Netpulse may prove to have timed things perfectly during the recession—at least according to Bryan Arp, CEO of Netpulse, an interactive entertainment platform company that offers on-demand TV and videos on fitness equipment.

The San Francisco-based company fared well during the recession, Arp says, as club operators put off major capital expenditures, instead focusing on adding the Netpulse universally compatible add-on screen and entertainment platform to existing equipment in an effort to upgrade without buying new equipment.

Now, as some club operators seem to be adding money for capital expenditures into their budgets for 2011, Netpulse could again be the beneficiary. The company’s platform is now no longer an add-on but an integrated part of six fitness manufacturers’ cardio equipment.

“We hit the timing really well,” Arp says.

Life Fitness, Technogym, Matrix Fitness, Star Trac, Octane Fitness and Woodway will now offer Netpulse’s interactive digital media platform embedded in the touch screen control panels on their equipment. The integration will be showcased later this week at the International Health, Racquet and Sportsclub Association Trade Show in San Francisco. The six manufacturers account for more than 70 percent of fitness equipment global sales.

The platform can be integrated into equipment already installed at clubs, as long as that equipment has a touch screen and isn’t more than about one year old, says Arp, because the capacity of the technology on older equipment isn’t great enough to support it.

The Netpulse platform tracks users’ workouts and makes that history accessible on any Netpulse-enabled equipment. It allows for iPod/iPhone connectivity, personalized media playlists and access to social media. Exercisers also can view live TV and multiple channels of on-demand programs and music videos.

The platform captures data about what every member is viewing on the platform, and Netpulse can change the content it offers nightly based on what is popular. So far, on-demand TV is more popular than live TV. Music videos and movie trailers are also popular, Arp says.

“They don’t want to watch a heavy drama,” Arp says about users. “They like short, mindless content.”

The technology integration does not add a cost to the fitness equipment, and no subscription is required to activate it, Arp says.
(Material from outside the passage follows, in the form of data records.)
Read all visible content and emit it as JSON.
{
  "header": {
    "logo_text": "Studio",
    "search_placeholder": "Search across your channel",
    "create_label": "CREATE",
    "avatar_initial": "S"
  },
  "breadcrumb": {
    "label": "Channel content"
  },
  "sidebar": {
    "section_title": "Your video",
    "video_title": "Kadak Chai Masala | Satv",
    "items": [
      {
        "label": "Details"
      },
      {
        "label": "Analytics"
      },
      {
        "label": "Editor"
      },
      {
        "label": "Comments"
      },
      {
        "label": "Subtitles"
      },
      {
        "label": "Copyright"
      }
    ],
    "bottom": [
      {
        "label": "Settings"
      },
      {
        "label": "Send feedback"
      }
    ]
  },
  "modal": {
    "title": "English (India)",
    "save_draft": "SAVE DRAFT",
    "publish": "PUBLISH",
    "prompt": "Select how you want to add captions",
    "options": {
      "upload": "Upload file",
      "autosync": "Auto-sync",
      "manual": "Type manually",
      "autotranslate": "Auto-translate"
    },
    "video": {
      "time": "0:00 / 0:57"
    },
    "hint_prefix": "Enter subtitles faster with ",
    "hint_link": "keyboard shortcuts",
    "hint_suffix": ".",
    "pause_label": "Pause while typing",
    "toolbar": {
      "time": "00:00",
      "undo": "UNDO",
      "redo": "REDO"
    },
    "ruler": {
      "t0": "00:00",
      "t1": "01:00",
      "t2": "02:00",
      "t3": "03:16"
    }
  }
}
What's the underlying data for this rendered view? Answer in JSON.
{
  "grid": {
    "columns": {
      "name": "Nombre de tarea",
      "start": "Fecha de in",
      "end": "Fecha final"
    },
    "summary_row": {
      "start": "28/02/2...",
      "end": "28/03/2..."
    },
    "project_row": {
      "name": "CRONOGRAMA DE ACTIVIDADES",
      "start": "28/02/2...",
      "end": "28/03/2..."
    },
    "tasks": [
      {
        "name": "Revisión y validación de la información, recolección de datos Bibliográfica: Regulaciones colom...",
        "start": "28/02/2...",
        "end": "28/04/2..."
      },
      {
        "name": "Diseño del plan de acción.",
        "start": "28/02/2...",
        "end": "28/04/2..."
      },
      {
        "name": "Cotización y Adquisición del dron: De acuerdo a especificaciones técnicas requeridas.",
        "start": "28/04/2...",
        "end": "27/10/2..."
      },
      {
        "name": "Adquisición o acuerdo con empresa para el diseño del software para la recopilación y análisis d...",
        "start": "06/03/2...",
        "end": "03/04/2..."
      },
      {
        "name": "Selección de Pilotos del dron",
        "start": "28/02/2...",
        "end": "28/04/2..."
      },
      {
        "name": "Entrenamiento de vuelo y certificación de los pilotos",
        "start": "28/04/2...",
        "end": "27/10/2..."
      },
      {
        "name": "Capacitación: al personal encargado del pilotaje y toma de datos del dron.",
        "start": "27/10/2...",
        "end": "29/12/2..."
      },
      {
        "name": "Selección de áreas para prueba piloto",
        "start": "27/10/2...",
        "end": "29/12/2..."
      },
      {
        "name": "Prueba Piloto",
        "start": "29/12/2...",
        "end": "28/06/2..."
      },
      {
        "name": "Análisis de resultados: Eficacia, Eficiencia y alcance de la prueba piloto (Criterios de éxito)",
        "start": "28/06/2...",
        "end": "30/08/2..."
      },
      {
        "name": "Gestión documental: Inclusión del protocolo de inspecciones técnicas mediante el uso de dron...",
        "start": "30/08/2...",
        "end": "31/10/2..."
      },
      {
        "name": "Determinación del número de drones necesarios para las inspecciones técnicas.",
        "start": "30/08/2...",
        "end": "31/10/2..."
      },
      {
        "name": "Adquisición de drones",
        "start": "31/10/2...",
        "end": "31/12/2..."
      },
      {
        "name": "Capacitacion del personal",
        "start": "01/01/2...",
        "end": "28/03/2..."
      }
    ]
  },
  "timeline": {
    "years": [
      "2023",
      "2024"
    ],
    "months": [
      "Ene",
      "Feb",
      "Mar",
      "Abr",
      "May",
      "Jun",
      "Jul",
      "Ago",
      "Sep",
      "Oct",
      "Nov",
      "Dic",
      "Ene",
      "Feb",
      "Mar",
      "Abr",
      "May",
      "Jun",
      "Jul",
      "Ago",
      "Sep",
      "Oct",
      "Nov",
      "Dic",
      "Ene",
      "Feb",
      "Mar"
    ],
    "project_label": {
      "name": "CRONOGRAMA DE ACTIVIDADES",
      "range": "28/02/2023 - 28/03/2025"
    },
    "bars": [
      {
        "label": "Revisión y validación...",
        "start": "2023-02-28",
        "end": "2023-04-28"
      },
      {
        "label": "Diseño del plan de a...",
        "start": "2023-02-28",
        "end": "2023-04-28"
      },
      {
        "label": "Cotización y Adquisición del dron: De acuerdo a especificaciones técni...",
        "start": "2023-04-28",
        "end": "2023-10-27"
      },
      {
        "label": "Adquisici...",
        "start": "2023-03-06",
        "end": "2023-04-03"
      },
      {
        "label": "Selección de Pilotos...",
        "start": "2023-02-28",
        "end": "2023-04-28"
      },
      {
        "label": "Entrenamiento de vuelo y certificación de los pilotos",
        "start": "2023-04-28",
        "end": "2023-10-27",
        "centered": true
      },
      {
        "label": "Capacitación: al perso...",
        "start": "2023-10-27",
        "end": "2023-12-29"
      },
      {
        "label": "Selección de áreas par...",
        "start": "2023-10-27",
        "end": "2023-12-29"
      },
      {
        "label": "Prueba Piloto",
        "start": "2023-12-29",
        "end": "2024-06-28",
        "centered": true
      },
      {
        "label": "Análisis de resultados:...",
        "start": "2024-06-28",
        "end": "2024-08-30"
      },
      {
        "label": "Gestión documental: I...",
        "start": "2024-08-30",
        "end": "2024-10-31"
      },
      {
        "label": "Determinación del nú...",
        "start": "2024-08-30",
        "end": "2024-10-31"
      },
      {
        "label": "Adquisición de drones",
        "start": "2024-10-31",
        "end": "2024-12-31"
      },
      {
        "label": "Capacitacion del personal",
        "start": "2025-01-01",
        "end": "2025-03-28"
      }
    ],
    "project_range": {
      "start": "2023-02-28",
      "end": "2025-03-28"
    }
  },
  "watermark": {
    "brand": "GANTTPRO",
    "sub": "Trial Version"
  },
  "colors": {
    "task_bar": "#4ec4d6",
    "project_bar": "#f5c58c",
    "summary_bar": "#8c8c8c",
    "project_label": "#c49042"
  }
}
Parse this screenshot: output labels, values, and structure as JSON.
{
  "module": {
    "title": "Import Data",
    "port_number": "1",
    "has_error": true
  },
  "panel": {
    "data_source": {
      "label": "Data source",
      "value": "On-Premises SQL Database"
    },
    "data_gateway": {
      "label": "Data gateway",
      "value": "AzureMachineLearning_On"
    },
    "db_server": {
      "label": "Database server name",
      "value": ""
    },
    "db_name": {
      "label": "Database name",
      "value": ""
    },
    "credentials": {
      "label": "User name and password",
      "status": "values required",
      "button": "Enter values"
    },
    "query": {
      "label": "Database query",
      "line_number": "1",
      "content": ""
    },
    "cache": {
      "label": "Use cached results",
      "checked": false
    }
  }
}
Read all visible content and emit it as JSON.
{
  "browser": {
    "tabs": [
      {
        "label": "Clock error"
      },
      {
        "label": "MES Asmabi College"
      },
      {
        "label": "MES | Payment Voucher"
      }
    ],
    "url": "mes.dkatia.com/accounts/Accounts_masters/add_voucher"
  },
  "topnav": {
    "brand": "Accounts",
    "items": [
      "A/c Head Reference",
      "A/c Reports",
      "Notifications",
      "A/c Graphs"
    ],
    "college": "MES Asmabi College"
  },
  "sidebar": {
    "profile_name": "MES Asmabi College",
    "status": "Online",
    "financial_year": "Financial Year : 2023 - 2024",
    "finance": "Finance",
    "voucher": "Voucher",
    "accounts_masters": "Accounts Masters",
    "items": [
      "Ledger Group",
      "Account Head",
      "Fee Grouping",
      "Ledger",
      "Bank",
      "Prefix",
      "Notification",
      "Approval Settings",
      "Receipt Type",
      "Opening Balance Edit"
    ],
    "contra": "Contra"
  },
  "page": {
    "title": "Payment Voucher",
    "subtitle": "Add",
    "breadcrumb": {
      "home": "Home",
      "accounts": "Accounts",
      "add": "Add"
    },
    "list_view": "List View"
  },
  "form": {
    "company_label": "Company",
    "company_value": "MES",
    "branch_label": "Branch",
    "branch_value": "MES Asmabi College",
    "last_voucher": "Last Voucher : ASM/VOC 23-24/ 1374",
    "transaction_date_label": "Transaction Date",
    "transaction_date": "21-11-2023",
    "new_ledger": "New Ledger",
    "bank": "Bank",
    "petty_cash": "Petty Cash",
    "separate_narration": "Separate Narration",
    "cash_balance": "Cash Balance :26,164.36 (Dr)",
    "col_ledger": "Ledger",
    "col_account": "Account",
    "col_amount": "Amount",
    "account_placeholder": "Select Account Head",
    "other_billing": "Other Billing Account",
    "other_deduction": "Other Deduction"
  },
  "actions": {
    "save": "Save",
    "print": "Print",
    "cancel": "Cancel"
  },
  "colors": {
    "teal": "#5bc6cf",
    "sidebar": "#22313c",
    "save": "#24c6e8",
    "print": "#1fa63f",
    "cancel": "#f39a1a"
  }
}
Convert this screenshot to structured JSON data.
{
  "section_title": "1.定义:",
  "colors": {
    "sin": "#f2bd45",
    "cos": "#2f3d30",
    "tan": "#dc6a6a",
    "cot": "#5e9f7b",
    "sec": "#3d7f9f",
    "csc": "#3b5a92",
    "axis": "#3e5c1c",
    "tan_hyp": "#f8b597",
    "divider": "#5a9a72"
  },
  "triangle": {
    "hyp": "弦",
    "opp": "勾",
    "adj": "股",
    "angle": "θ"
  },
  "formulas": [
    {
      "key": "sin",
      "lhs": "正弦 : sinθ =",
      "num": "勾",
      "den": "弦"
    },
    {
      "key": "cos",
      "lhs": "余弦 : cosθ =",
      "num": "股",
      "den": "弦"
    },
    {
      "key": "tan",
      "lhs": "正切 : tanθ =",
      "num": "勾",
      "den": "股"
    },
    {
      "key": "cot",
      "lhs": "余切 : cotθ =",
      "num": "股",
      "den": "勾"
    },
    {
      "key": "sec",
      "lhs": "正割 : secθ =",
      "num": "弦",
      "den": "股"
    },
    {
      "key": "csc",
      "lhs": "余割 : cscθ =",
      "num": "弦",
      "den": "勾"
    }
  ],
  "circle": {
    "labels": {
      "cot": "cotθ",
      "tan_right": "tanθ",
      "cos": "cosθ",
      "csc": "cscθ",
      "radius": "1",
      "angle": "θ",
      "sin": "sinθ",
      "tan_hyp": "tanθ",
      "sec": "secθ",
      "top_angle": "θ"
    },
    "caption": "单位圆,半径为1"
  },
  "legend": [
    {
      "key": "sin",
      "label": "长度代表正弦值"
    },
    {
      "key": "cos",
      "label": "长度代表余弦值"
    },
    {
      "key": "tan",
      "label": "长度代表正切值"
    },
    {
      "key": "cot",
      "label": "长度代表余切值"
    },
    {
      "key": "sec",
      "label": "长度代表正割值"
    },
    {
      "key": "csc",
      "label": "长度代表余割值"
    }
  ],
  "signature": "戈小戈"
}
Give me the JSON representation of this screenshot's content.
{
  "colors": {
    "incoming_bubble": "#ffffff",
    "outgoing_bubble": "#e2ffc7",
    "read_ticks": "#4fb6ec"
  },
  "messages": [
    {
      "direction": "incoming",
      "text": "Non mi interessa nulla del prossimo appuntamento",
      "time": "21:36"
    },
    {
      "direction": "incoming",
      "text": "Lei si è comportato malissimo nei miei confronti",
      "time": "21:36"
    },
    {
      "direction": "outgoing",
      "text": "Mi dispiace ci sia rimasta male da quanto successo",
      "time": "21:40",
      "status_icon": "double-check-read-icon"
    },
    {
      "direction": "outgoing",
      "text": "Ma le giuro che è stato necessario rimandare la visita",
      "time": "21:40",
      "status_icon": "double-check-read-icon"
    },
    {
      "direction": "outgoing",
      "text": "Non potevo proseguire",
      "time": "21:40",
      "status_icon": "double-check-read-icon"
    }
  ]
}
Club operators just have to connect to the network, much like they would do with their computers.

The platform also offers asset management for club owners. From one location, they can log in to see the mileage on their equipment, see how often it is used and manage when it must be serviced.

The use of Netpulse’s platform in each of these pieces of equipment won’t lessen the ability of the fitness equipment manufacturers to differentiate their equipment from each other any more than the addition of TVs in equipment lessened that ability, Arp says. Instead, each fitness equipment manufacturer will innovate on top of the Netpulse platform.

And club operators will be able to differentiate themselves from their competitors who also have Netpulse-integrated equipment, Arp says, by writing different applications to be used with the equipment, something that Netpulse is already working on with several club owners.

Netpulse has been in talks with additional manufacturers about integrating the technology into their touch screen control panels, so Arp says to expect the platform to show up integrated on other equipment brands before the end of the year.

Right now, however, just the current six manufacturers will reap any benefits that the integration provides.

“It’s a very nice solution,” says Kevin Corbalis, executive vice president of marketing and product development at Star Trac, Irvine, CA. “Netpulse has been at it for quite some time. I think they’ve figured out a compelling business model that makes sense. We’re happy to be involved and able to offer that through our system.”

In addition to the introduction of this integrated platform, Netpulse added Mark Mastrov, founder of 24 Hour Fitness and now chairman of New Evolution Ventures, to its board of directors last month. Kurt Weinsheimer also joined the company as vice president of business development, and Joe Hawkins joined as vice president of operations.